The other solution ? and it applies for four cylinder and V6 setups at the moment ? is closed loop LPG technology. In the aforementioned open loop systems, vaporizer diaphragms and the restrictor valve bed in over time, thus tuning deviates (and becomes frequent), with significant drops in power and economy. The closed loop system does away with the restrictor valve, and uses an electronic controller that operates in much the same way as in petrol fuel injection systems. It utilizes an oxygen sensor to effectively measure the air-fuel mixture by measuring the oxygen content of the exhaust and control valve on the converter or in the vapor line to adjust the mixture. The result is very little drop-off in power and fuel efficiency.

Offered (by the time this story is posted) by South Korea-based EROOM, the closed loop LPG system has been retrofitted in 51,200 vehicles (and counting) in Korea. ?This was borne out of an obligation to overcome the worldwide pollution issue, which is becoming worse with each passing day. We feel that we have a commitment to improve mankind?s future by contributing to the creation of a global village where people can live in a clean environment,? said Wonsoo Do, EROOM Philippines, Inc. (Philippine representative of EROOM Co. Ltd. of Korea) president.

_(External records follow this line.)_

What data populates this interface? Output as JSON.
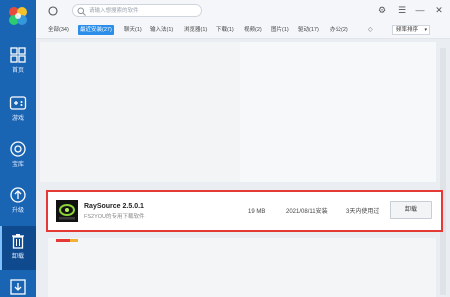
{
  "sidebar": {
    "items": [
      {
        "label": "首页",
        "icon": "home-icon"
      },
      {
        "label": "游戏",
        "icon": "gamepad-icon"
      },
      {
        "label": "宝库",
        "icon": "treasure-icon"
      },
      {
        "label": "升级",
        "icon": "upgrade-icon"
      },
      {
        "label": "卸载",
        "icon": "trash-icon"
      },
      {
        "label": "",
        "icon": "download-icon"
      }
    ]
  },
  "search": {
    "placeholder": "请输入想搜索的软件"
  },
  "window": {
    "settings": "⚙",
    "menu": "☰",
    "minimize": "—",
    "close": "✕"
  },
  "tabs": [
    {
      "label": "全部(34)"
    },
    {
      "label": "最近安装(27)"
    },
    {
      "label": "聊天(1)"
    },
    {
      "label": "输入法(1)"
    },
    {
      "label": "浏览器(1)"
    },
    {
      "label": "下载(1)"
    },
    {
      "label": "视频(2)"
    },
    {
      "label": "图片(1)"
    },
    {
      "label": "驱动(17)"
    },
    {
      "label": "办公(2)"
    }
  ],
  "tabs_more": "◇",
  "sort": {
    "label": "频率排序",
    "caret": "▾"
  },
  "app": {
    "name": "RaySource 2.5.0.1",
    "desc": "FS2YOU的专用下载软件",
    "size": "19 MB",
    "date": "2021/08/11安装",
    "used": "3天内使用过",
    "button": "卸载"
  },
  "colors": {
    "sidebar": "#1a64b4",
    "accent": "#2b8ee8",
    "highlight": "#e53935"
  }
}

Recently a select number of motoring media were given the chance to experience closed loop LPG technology with EROOM Scribes were made to test ? from Mandaluyong to Tagaytay and back ? several vehicles equipped with EROOM closed loop Auto LPG. Among them were a third generation (1999-2003) Nissan Cefiro 2.0L V6, an eighth generation (1998-2002) Toyota Corolla 1.6L, a 1999 Honda City 1.5L m/t and a 2001 Honda Civic 1.6L a/t. This writer had the ?01 Civic as his stablemate for the rest of the day, and the performance was good as advertised. The Civic displayed little drop off in power and torque (particularly on acceleration from rest), but tended to hesitate when letting off the gas and jumping on the right pedal again. It also tended to take its sweet time bordering on 1900-2000 rpm when traveling on steep 35-degree inclines.

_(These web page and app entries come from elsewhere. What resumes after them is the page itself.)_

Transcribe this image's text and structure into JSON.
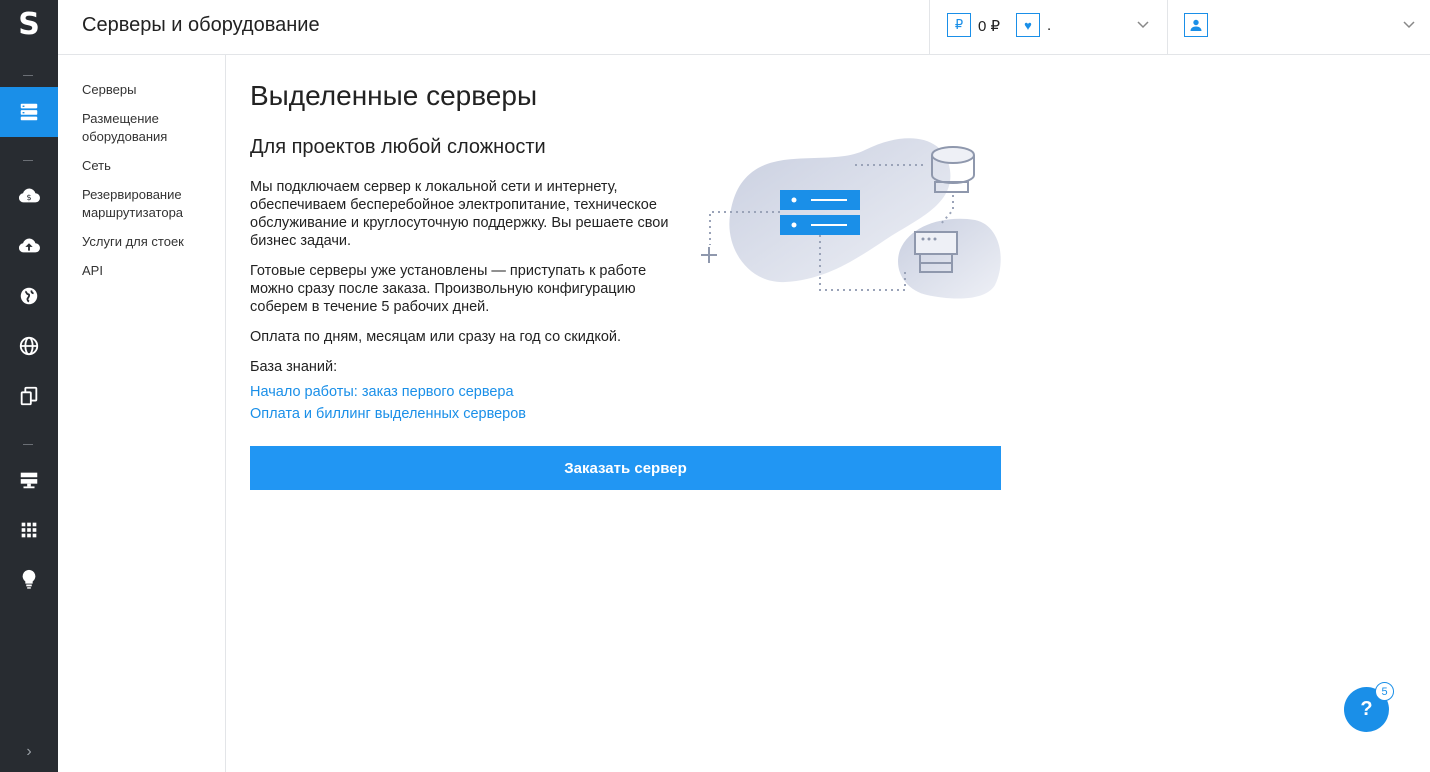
{
  "app": {
    "logo_letter": "S",
    "page_title": "Серверы и оборудование",
    "accent_color": "#1a8fe8"
  },
  "rail": {
    "icons": [
      {
        "name": "dedicated-servers-icon",
        "active": true
      },
      {
        "name": "cloud-money-icon",
        "active": false
      },
      {
        "name": "cloud-upload-icon",
        "active": false
      },
      {
        "name": "globe-icon",
        "active": false
      },
      {
        "name": "network-globe-icon",
        "active": false
      },
      {
        "name": "copy-devices-icon",
        "active": false
      },
      {
        "name": "rack-servers-icon",
        "active": false
      },
      {
        "name": "apps-grid-icon",
        "active": false
      },
      {
        "name": "lightbulb-icon",
        "active": false
      }
    ],
    "expand_icon": "chevron-right-icon"
  },
  "header": {
    "balance": {
      "currency_symbol": "₽",
      "value": "0 ₽"
    },
    "bonus": {
      "symbol": "♥",
      "value": "."
    }
  },
  "subnav": {
    "items": [
      {
        "label": "Серверы"
      },
      {
        "label": "Размещение оборудования"
      },
      {
        "label": "Сеть"
      },
      {
        "label": "Резервирование маршрутизатора"
      },
      {
        "label": "Услуги для стоек"
      },
      {
        "label": "API"
      }
    ]
  },
  "main": {
    "title": "Выделенные серверы",
    "subtitle": "Для проектов любой сложности",
    "paragraphs": [
      "Мы подключаем сервер к локальной сети и интернету, обеспечиваем бесперебойное электропитание, техническое обслуживание и круглосуточную поддержку. Вы решаете свои бизнес задачи.",
      "Готовые серверы уже установлены — приступать к работе можно сразу после заказа. Произвольную конфигурацию соберем в течение 5 рабочих дней.",
      "Оплата по дням, месяцам или сразу на год со скидкой."
    ],
    "kb_label": "База знаний:",
    "links": [
      "Начало работы: заказ первого сервера",
      "Оплата и биллинг выделенных серверов"
    ],
    "order_button": "Заказать сервер"
  },
  "help": {
    "label": "?",
    "badge": "5"
  }
}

Then again, most LPG-retrofitted vehicles rarely traverse mountain passes and inclines. Reports from those who got behind the wheel of the Cefiro ? such as Business Mirror motoring editor Popong Andolong, Manila Bulletin motoring assistant editor Anjo Perez and ManilaStandardToday motoring reporter Dino Directo ? were roughly the same as what this writer experienced with the Civic. Installation of the kit may be a bit costlier (EROOM claims that their Cefiro LPG kit is P5000-P9000 more than current open loop V6 setups), but for those who crave quicker engine response from their auto LPG system, the additional investment is worth the risk.

The auto LPG systems available in the country give motorists options in contributing to a cleaner earth, and keeps them in the (figurative) loop.